DU’s Religious Studies Program Prioritizes Flexibility, Community in New Online Option for Master’s Students
The Department of Religious Studies has been working toward an online option for its master’s students for years, beginning the process before COVID-19. Online courses in spring 2020 and fall 2021 helped the department determine that it’s able to uphold its values of community and academic rigor in synchronous online courses. In response, the department is offering flexibility to students, allowing them to complete their degrees online, in person, or through a combination of modalities.
“We’re eager to greet students from outside the Denver area, as well as students who may want advanced study in religion but find themselves unable to get to campus for classes on a regular basis because of jobs or family commitments,” says Sandra Dixon, associate professor of religious studies and chair of the department.
The department now offers enough online courses for students to complete the MA in religious studies with a concentration in critical theory completely online, if they choose. Students can also choose to take a combination of online and in-person courses or to pursue their degrees entirely in person. For some students, this flexibility has made starting their degree program possible.
“I needed something that would be flexible, especially with COVID,” says first-year MA student Caroline Kutschbach, who’s taking courses from her home in California.
Online courses were new for both Kutschbach and fellow first-year MA student, Wes Hurd. Hurd lives in Washington D.C. and is earning his degree while working full time.
“I was surprised by how easy it is to follow along and engage even though the classes aren’t physically face to face, especially if you have a good instructor and good lecturer, which my professor certainly was,” Hurd says.
Kutschbach also appreciates the approach adjunct professor Patrick D’Silva took to teaching online.
“He made learning online fun, and he really made the class a community when I didn’t think that that was going to be possible,” Kutschbach says.
Community-building efforts for students go beyond the classroom, as well. For example, many students work together on research and publication projects for the department, which gives them connection and purpose beyond their time together in classes.

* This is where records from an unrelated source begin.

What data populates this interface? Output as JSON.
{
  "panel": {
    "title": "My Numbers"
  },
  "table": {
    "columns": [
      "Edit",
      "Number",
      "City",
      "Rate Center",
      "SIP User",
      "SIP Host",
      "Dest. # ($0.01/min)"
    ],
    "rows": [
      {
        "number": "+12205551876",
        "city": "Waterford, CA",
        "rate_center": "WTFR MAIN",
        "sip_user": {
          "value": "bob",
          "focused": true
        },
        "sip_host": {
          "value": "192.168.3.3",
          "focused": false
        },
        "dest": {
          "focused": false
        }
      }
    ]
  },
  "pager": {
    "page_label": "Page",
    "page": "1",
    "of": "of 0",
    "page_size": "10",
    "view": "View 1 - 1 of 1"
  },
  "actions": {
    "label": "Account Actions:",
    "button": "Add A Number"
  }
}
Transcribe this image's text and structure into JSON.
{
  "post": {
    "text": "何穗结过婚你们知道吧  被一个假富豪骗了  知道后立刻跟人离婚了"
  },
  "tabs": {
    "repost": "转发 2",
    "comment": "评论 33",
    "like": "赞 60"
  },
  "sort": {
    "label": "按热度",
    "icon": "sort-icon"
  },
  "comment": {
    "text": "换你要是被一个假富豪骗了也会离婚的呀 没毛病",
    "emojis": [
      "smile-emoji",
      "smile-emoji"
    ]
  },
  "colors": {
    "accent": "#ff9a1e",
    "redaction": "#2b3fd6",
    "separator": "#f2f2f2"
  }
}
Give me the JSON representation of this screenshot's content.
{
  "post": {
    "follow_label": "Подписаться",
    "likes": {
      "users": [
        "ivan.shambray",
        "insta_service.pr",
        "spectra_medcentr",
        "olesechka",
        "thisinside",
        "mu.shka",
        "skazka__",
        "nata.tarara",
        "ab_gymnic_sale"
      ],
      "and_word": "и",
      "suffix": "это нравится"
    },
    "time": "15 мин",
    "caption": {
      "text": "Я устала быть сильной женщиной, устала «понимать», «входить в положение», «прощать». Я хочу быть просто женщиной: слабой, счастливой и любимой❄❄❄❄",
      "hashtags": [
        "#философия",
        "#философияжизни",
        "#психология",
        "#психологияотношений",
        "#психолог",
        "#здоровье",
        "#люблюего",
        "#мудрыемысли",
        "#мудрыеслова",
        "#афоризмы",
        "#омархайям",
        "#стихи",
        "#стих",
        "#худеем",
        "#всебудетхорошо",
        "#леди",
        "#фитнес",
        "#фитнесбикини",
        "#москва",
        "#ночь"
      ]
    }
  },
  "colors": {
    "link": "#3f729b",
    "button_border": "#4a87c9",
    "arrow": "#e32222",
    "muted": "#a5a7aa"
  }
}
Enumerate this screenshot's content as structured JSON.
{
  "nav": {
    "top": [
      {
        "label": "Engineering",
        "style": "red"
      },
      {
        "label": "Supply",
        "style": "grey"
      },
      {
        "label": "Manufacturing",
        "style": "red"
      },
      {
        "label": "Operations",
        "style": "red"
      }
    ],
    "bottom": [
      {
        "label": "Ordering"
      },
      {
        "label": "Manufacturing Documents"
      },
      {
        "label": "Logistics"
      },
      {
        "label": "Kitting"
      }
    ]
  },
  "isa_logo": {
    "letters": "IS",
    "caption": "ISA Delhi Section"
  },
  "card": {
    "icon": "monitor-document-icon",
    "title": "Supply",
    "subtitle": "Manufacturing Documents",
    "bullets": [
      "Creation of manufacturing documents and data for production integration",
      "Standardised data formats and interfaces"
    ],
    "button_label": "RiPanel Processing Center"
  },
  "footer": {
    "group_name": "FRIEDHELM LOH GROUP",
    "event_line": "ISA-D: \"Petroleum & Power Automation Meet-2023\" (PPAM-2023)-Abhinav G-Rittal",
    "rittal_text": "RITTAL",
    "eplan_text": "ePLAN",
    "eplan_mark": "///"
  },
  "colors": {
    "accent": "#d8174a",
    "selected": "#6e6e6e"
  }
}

“They all know each other; they’re regularly in touch with each other,” says Professor of Religious Studies Carl Raschke. “They’re actually connected with a common collaborative aim.”
Kutschbach has found that students on campus welcome their online peers.
“I’ve had a great experience so far; the students who are on campus are very receptive and still make us feel like we belong even though we’re not able to meet with them,” she says. “I’m excited to build a community at DU.”
Hurd found that when he was considering the program, the department was great about answering questions and clarifying its modalities.
“Don’t be afraid to reach out and fact find if you’re interested but still on the fence,” he says.
Raschke adds, “It’s not either or, it’s both and, and the result, when synthesized, is something that can really be groundbreaking.”